*** Opening EXTRACTED DATA ***

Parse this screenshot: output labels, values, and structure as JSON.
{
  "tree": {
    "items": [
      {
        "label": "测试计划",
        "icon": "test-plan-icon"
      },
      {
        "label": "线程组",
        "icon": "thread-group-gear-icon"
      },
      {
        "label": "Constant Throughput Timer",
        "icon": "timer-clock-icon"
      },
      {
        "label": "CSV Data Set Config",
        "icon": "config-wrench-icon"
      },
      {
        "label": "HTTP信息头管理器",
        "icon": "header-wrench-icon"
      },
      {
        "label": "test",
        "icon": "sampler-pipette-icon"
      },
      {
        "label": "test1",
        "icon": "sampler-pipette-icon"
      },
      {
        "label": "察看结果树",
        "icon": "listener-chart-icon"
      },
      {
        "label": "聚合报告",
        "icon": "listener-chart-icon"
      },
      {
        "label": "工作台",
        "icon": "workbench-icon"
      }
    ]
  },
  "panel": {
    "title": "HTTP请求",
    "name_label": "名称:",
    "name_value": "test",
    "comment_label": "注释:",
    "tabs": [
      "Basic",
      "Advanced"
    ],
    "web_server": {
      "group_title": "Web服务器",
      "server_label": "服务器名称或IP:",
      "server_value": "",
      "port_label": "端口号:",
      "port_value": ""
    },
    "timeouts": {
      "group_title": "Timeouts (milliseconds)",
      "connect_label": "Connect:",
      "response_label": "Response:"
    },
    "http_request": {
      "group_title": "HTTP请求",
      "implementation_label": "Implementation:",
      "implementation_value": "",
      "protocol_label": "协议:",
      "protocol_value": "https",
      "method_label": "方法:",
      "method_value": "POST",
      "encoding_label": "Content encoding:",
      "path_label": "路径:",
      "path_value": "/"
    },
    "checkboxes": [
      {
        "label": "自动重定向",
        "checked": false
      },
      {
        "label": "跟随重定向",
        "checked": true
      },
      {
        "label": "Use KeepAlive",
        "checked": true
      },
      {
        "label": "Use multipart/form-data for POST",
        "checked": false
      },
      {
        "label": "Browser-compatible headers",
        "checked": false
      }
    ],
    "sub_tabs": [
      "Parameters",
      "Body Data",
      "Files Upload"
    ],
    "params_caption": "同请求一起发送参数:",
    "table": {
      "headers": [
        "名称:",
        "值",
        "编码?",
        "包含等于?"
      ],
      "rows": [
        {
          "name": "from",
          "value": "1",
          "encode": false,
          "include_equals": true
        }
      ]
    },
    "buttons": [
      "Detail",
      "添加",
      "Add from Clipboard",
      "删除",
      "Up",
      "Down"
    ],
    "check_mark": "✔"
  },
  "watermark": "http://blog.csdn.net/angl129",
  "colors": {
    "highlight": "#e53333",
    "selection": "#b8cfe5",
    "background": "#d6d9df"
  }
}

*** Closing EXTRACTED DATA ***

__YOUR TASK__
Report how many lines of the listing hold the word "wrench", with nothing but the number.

__THE ANSWER__
2